Choosing a Care Home: 5 Tips, Based on Real-World Experiences
There are lots of reasons why choosing a care home can be fraught with emotion. Often, people find themselves looking for one when there’s a crisis.
Perhaps a parent or partner is no longer safe and urgently needs round-the-clock care. If the person is reluctant to move into a care home, this can place a huge responsibility on family members who feel guilty at having to make a decision on their behalf.
Then there’s navigating the system with health and social care and going through financial assessments. Sometimes it is hard to get practical advice on how to find a suitable care home and all the things you need to take into account.
Real World Experiences with Choosing a Care Home
You might find it helpful to listen to the advice here. In a series of interviews, people who have been through the process talk about what happened, and how they felt about it.
Eleanor, Michael and Stuart describe their personal experience of finding a care home for a parent and what they would have done differently if they had been more prepared. Karen is just starting to think about a care home for her mum. It’s an agonizing decision for all of them.

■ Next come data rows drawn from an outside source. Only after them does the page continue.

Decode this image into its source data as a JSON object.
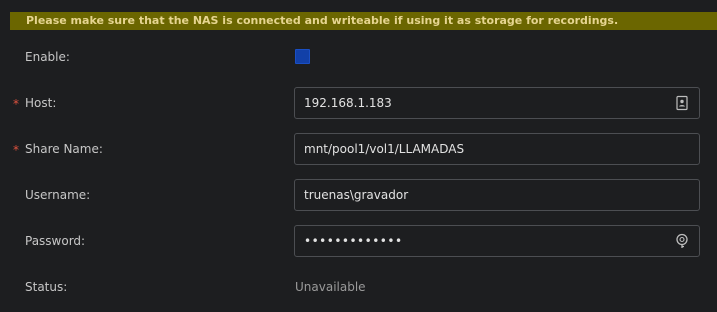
{
  "banner": {
    "text": "Please make sure that the NAS is connected and writeable if using it as storage for recordings."
  },
  "form": {
    "enable": {
      "label": "Enable:",
      "checked": true
    },
    "host": {
      "label": "Host:",
      "required_mark": "*",
      "value": "192.168.1.183",
      "icon": "contact-card-icon"
    },
    "share_name": {
      "label": "Share Name:",
      "required_mark": "*",
      "value": "mnt/pool1/vol1/LLAMADAS"
    },
    "username": {
      "label": "Username:",
      "value": "truenas\\gravador"
    },
    "password": {
      "label": "Password:",
      "value": "•••••••••••••",
      "icon": "key-icon"
    },
    "status": {
      "label": "Status:",
      "value": "Unavailable"
    }
  },
  "colors": {
    "banner_bg": "#6b6600",
    "banner_text": "#e6d590",
    "checkbox": "#1240a8",
    "required": "#e0533f"
  }
}
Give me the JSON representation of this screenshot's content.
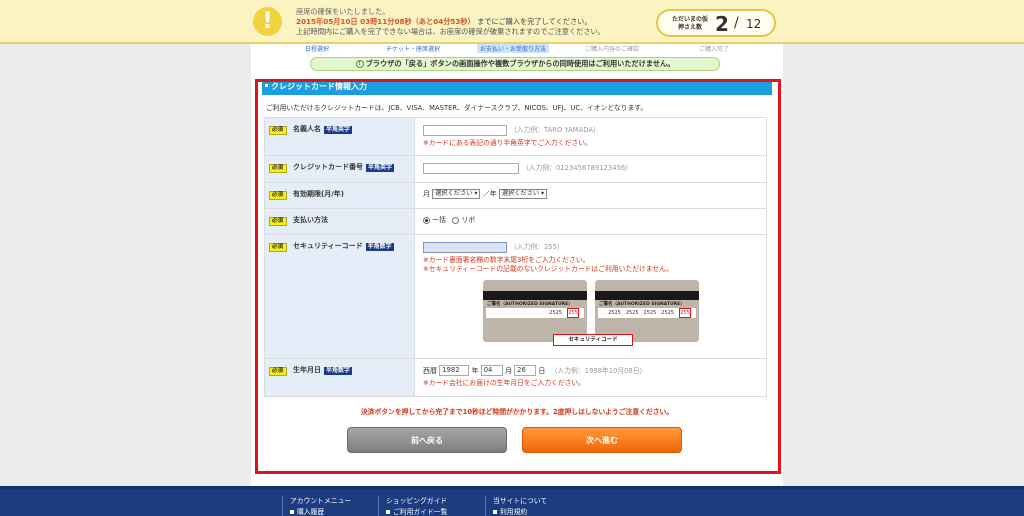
{
  "notice": {
    "icon": "exclamation-icon",
    "line1": "座席の確保をいたしました。",
    "line2_date": "2015年05月10日 03時11分08秒（あと04分53秒）",
    "line2_rest": "までにご購入を完了してください。",
    "line3": "上記時間内にご購入を完了できない場合は、お座席の確保が破棄されますのでご注意ください。"
  },
  "counter": {
    "label": "ただいまの仮押さえ数",
    "current": "2",
    "sep": "/",
    "total": "12"
  },
  "steps": [
    {
      "label": "日程選択",
      "state": "done"
    },
    {
      "label": "チケット・座席選択",
      "state": "done"
    },
    {
      "label": "お支払い・お受取り方法",
      "state": "current"
    },
    {
      "label": "ご購入内容のご確認",
      "state": "todo"
    },
    {
      "label": "ご購入完了",
      "state": "todo"
    }
  ],
  "browser_warning": "ブラウザの「戻る」ボタンの画面操作や複数ブラウザからの同時使用はご利用いただけません。",
  "section_title": "クレジットカード情報入力",
  "intro": "ご利用いただけるクレジットカードは、JCB、VISA、MASTER、ダイナースクラブ、NICOS、UFJ、UC、イオンとなります。",
  "required_label": "必須",
  "fields": {
    "name": {
      "label": "名義人名",
      "tag": "半角英字",
      "placeholder": "（入力例：TARO YAMADA）",
      "note": "※カードにある表記の通り半角英字でご入力ください。"
    },
    "card_number": {
      "label": "クレジットカード番号",
      "tag": "半角英字",
      "placeholder": "（入力例：0123456789123456）"
    },
    "expiry": {
      "label": "有効期限(月/年)",
      "month_label": "月",
      "month_value": "選択ください",
      "year_label": "／年",
      "year_value": "選択ください"
    },
    "payment": {
      "label": "支払い方法",
      "options": [
        "一括",
        "リボ"
      ],
      "selected": "一括"
    },
    "security": {
      "label": "セキュリティーコード",
      "tag": "半角数字",
      "placeholder": "（入力例：255）",
      "note1": "※カード裏面署名欄の数字末尾3桁をご入力ください。",
      "note2": "※セキュリティーコードの記載のないクレジットカードはご利用いただけません。",
      "card_sig_label": "ご署名（AUTHORIZED SIGNATURE）",
      "card1_digits": "2525",
      "card2_digits": "2525　2525　2525　2525",
      "cvv": "255",
      "cvv_label": "セキュリティコード"
    },
    "birthday": {
      "label": "生年月日",
      "tag": "半角数字",
      "era": "西暦",
      "year": "1982",
      "year_unit": "年",
      "month": "04",
      "month_unit": "月",
      "day": "26",
      "day_unit": "日",
      "placeholder": "（入力例：1998年10月08日）",
      "note": "※カード会社にお届けの生年月日をご入力ください。"
    }
  },
  "submit_warning": "決済ボタンを押してから完了まで10秒ほど時間がかかります。2度押しはしないようご注意ください。",
  "buttons": {
    "back": "前へ戻る",
    "next": "次へ進む"
  },
  "footer": {
    "col1_title": "アカウントメニュー",
    "col1_sub": "購入履歴",
    "col2_title": "ショッピングガイド",
    "col2_sub": "ご利用ガイド一覧",
    "col3_title": "当サイトについて",
    "col3_sub": "利用規約"
  },
  "colors": {
    "accent_blue": "#1a9ee0",
    "cta_orange": "#f0660a",
    "highlight_red": "#e1141c",
    "footer_navy": "#1c3c80"
  }
}
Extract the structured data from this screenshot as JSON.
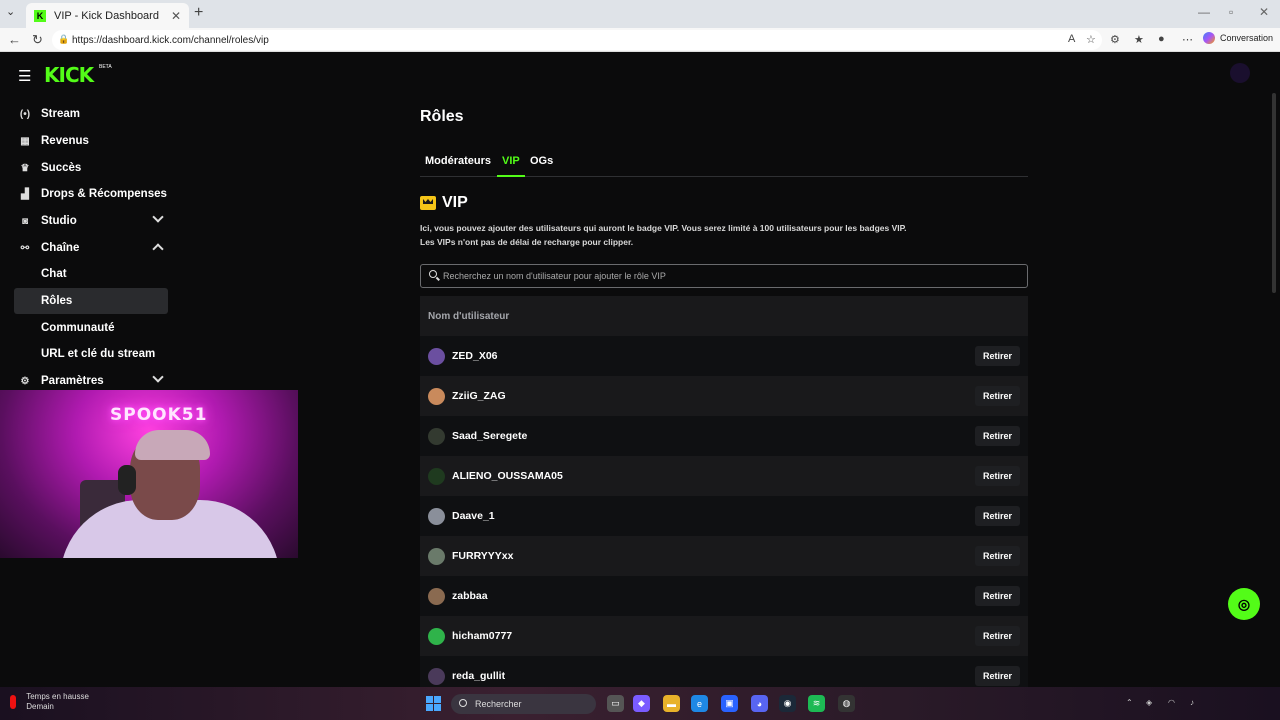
{
  "browser": {
    "tab_title": "VIP - Kick Dashboard",
    "tab_favicon_letter": "K",
    "url": "https://dashboard.kick.com/channel/roles/vip",
    "copilot_label": "Conversation"
  },
  "app": {
    "logo": "KICK",
    "logo_badge": "BETA",
    "accent_color": "#53fc18"
  },
  "sidebar": {
    "items": [
      {
        "label": "Stream",
        "icon": "broadcast-icon"
      },
      {
        "label": "Revenus",
        "icon": "revenue-icon"
      },
      {
        "label": "Succès",
        "icon": "trophy-icon"
      },
      {
        "label": "Drops & Récompenses",
        "icon": "gift-icon"
      },
      {
        "label": "Studio",
        "icon": "studio-icon"
      },
      {
        "label": "Chaîne",
        "icon": "channel-icon"
      }
    ],
    "sub_items": [
      {
        "label": "Chat"
      },
      {
        "label": "Rôles"
      },
      {
        "label": "Communauté"
      },
      {
        "label": "URL et clé du stream"
      }
    ],
    "settings": {
      "label": "Paramètres"
    }
  },
  "webcam": {
    "neon_sign": "SPOOK51"
  },
  "main": {
    "title": "Rôles",
    "tabs": [
      {
        "label": "Modérateurs"
      },
      {
        "label": "VIP"
      },
      {
        "label": "OGs"
      }
    ],
    "section_title": "VIP",
    "description_line1": "Ici, vous pouvez ajouter des utilisateurs qui auront le badge VIP. Vous serez limité à 100 utilisateurs pour les badges VIP.",
    "description_line2": "Les VIPs n'ont pas de délai de recharge pour clipper.",
    "search_placeholder": "Recherchez un nom d'utilisateur pour ajouter le rôle VIP",
    "column_header": "Nom d'utilisateur",
    "remove_label": "Retirer",
    "users": [
      {
        "name": "ZED_X06",
        "avatar_color": "#6b4fa0"
      },
      {
        "name": "ZziiG_ZAG",
        "avatar_color": "#c98a5c"
      },
      {
        "name": "Saad_Seregete",
        "avatar_color": "#333a30"
      },
      {
        "name": "ALIENO_OUSSAMA05",
        "avatar_color": "#1f3a1f"
      },
      {
        "name": "Daave_1",
        "avatar_color": "#8a8f9a"
      },
      {
        "name": "FURRYYYxx",
        "avatar_color": "#6a7a6a"
      },
      {
        "name": "zabbaa",
        "avatar_color": "#8a6a50"
      },
      {
        "name": "hicham0777",
        "avatar_color": "#2fb34a"
      },
      {
        "name": "reda_gullit",
        "avatar_color": "#4a3a5a"
      }
    ]
  },
  "taskbar": {
    "weather_line1": "Temps en hausse",
    "weather_line2": "Demain",
    "search_label": "Rechercher"
  }
}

Hints on How to Choose a Care Home
At the link, you’ll also find some hints on how to choose a care home, and practical advice. Here are five top tips for planning ahead for yourself or a loved one.

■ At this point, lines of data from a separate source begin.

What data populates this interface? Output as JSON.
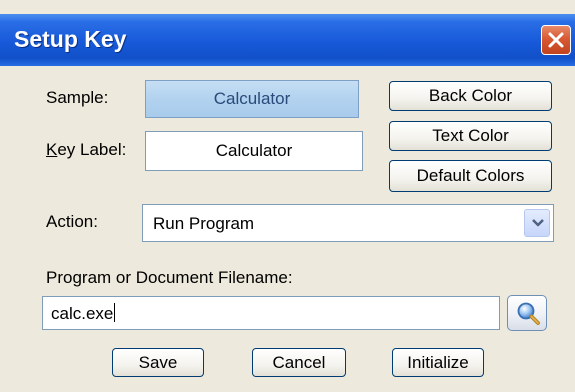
{
  "window": {
    "title": "Setup Key",
    "close_icon": "close-x-icon",
    "title_color": "#1759d9",
    "close_color": "#d85a34"
  },
  "labels": {
    "sample": "Sample:",
    "key_label_mnemonic": "K",
    "key_label_rest": "ey Label:",
    "action": "Action:",
    "filename": "Program or Document Filename:"
  },
  "sample": {
    "text": "Calculator",
    "background": "#b2d2ef",
    "text_color": "#2a4a7a"
  },
  "key_label": {
    "value": "Calculator"
  },
  "color_buttons": {
    "back_color": "Back Color",
    "text_color": "Text Color",
    "default_colors": "Default Colors"
  },
  "action": {
    "selected": "Run Program",
    "dropdown_icon": "chevron-down-icon"
  },
  "filename": {
    "value": "calc.exe",
    "browse_icon": "magnifier-icon"
  },
  "footer": {
    "save": "Save",
    "cancel": "Cancel",
    "initialize": "Initialize"
  }
}
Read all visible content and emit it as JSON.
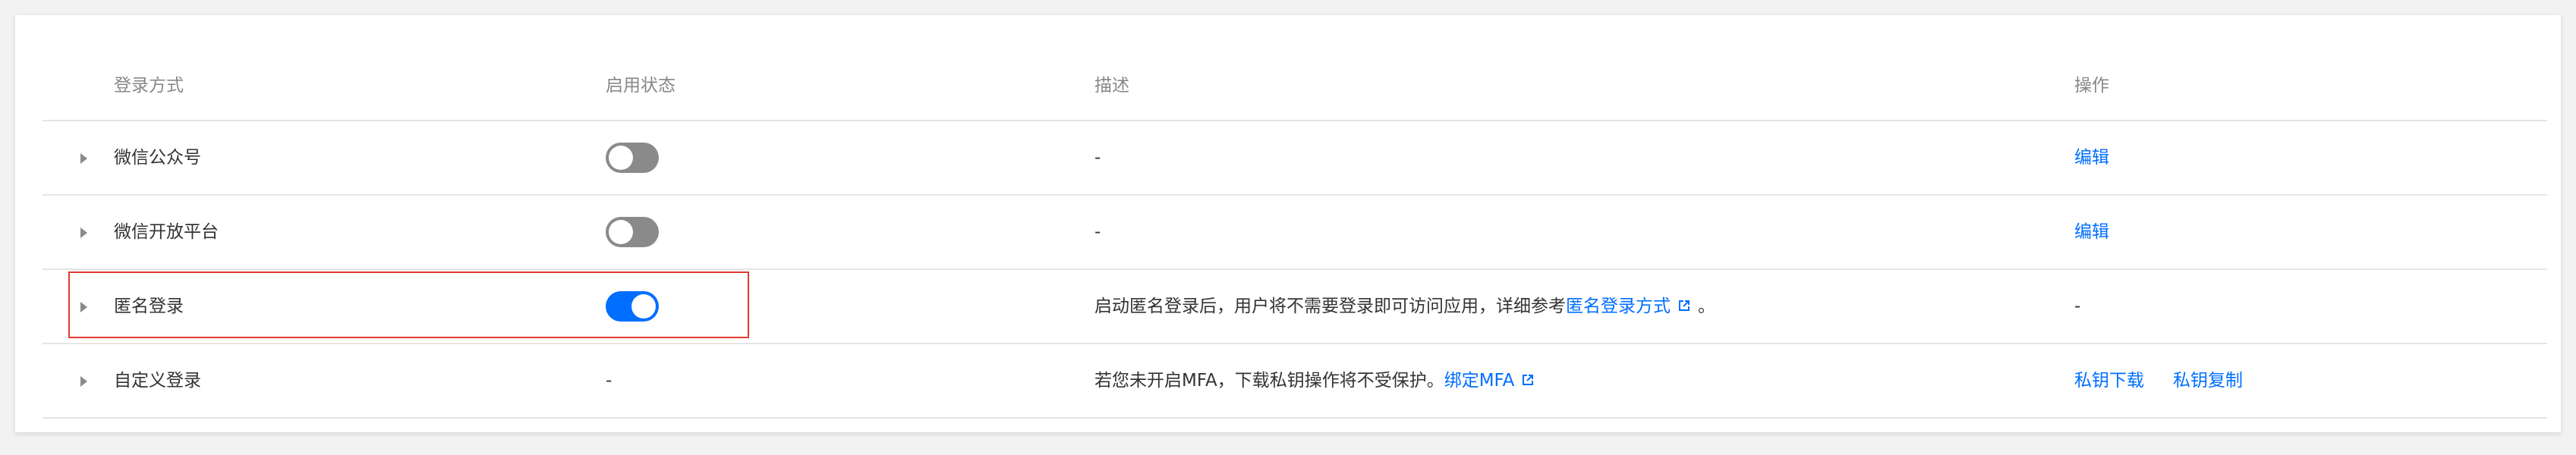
{
  "table": {
    "headers": {
      "method": "登录方式",
      "status": "启用状态",
      "description": "描述",
      "actions": "操作"
    },
    "rows": [
      {
        "name": "微信公众号",
        "toggle_on": false,
        "description": "-",
        "action": "编辑"
      },
      {
        "name": "微信开放平台",
        "toggle_on": false,
        "description": "-",
        "action": "编辑"
      },
      {
        "name": "匿名登录",
        "toggle_on": true,
        "description_prefix": "启动匿名登录后，用户将不需要登录即可访问应用，详细参考",
        "description_link": "匿名登录方式",
        "description_suffix": "。",
        "action_text": "-"
      },
      {
        "name": "自定义登录",
        "status_text": "-",
        "description_prefix": "若您未开启MFA，下载私钥操作将不受保护。",
        "description_link": "绑定MFA",
        "actions": [
          "私钥下载",
          "私钥复制"
        ]
      }
    ]
  },
  "colors": {
    "link": "#006eff",
    "toggle_on": "#006eff",
    "toggle_off": "#8a8a8a",
    "highlight": "#e23a2e"
  }
}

First, start talking about it early, and make sure that your family or friends know what you would like in the future.
Make sure you’ve appointed someone as your Power of Attorney so that they can make decisions for you if or when a time comes when you can’t do that for yourself. It is never too early to do that, long before you have any health worries.
Ask around and visit places that you think might be in the right area or price range. Remember that you may have to pay for this yourself; for example, by selling property or using savings or pensions. Get independent financial advice on this.

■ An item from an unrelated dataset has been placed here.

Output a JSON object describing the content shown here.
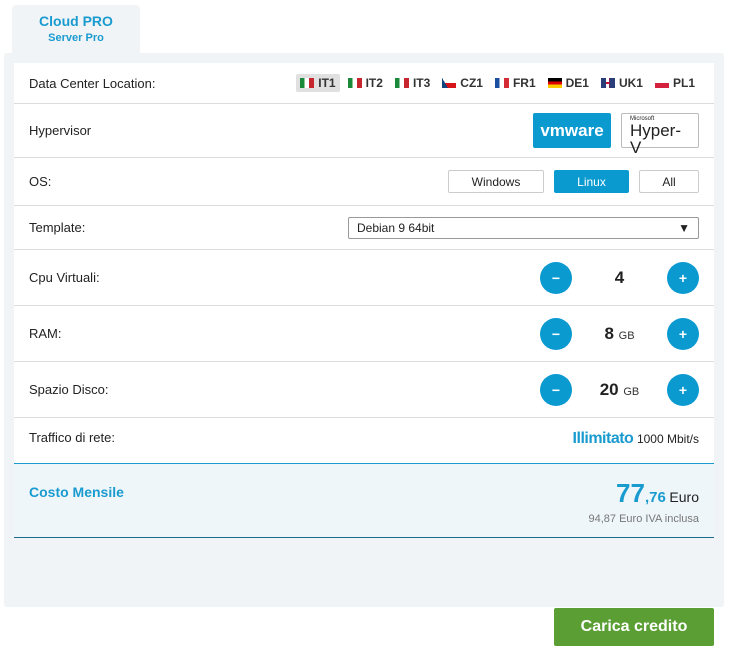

Go with your gut instinct about the right place. Even if it looks elegant, the decision should be more about the attitude, training and behaviour of the staff who work there.
Finally, try to get as much information as possible about how flexible the care home is. Can I take any of my furniture, my darling dog or cat? Can my daughter stay over, or can we have a meal together? Are there a lot of rules, or can I come and go as I please?
The most important thing that comes out in the broadcast is the pain that is caused when you make a promise that you cannot keep. Be kind to your children or whoever is making the decision, and tell them now that you trust them to make the best decision when the time comes.
Have you or someone you know been in the position of choosing a care home? What tips would you offer to other women in the community to help them be more prepared? Please share in the comments.
June Andrews is an expert in the care of people with dementia and Alzheimer’s disease and support for those who look after them. She is author of “When Someone You Know Has Dementia” and “Dementia the One Stop Guide”. You can learn more about June’s work at her website.